━━━━━ The input

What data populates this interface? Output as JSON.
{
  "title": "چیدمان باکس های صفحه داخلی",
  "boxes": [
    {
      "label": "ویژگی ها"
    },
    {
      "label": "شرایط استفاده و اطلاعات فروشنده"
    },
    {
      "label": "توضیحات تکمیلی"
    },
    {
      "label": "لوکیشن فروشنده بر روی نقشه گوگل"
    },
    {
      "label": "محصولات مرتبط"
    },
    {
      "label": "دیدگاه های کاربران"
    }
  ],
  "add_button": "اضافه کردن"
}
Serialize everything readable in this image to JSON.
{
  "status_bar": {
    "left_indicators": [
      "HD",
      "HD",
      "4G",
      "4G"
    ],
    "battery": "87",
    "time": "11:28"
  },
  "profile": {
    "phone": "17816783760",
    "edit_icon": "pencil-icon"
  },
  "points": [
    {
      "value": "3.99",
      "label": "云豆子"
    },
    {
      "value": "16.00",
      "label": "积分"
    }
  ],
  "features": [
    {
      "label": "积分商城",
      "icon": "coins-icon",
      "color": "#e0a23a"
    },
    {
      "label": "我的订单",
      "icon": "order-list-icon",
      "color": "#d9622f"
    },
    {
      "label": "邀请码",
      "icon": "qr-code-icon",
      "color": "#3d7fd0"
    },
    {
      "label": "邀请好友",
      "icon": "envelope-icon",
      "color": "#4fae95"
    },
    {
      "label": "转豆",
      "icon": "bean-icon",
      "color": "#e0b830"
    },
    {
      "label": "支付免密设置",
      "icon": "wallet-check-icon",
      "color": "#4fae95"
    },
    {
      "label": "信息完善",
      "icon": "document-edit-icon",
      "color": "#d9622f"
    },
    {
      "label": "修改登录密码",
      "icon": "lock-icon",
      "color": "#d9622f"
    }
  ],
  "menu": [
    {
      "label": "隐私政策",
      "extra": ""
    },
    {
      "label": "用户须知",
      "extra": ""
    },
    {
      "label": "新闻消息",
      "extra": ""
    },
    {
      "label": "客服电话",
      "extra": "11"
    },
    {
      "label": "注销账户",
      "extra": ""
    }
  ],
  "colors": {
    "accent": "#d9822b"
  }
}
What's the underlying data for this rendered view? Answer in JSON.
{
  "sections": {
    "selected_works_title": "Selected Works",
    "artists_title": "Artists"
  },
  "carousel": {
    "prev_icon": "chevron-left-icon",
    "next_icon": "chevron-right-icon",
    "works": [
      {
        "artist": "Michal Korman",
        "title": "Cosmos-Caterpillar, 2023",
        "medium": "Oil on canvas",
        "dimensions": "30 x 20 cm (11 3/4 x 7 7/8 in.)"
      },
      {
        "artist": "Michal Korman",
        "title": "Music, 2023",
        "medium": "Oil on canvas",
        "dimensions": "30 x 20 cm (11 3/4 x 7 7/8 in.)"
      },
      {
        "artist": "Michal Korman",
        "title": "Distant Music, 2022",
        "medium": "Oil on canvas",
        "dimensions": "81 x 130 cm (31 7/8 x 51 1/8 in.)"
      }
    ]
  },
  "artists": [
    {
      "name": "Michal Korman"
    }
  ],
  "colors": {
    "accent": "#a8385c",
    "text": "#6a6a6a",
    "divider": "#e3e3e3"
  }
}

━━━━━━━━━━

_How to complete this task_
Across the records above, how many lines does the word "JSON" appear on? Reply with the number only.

_Solution to this problem_
3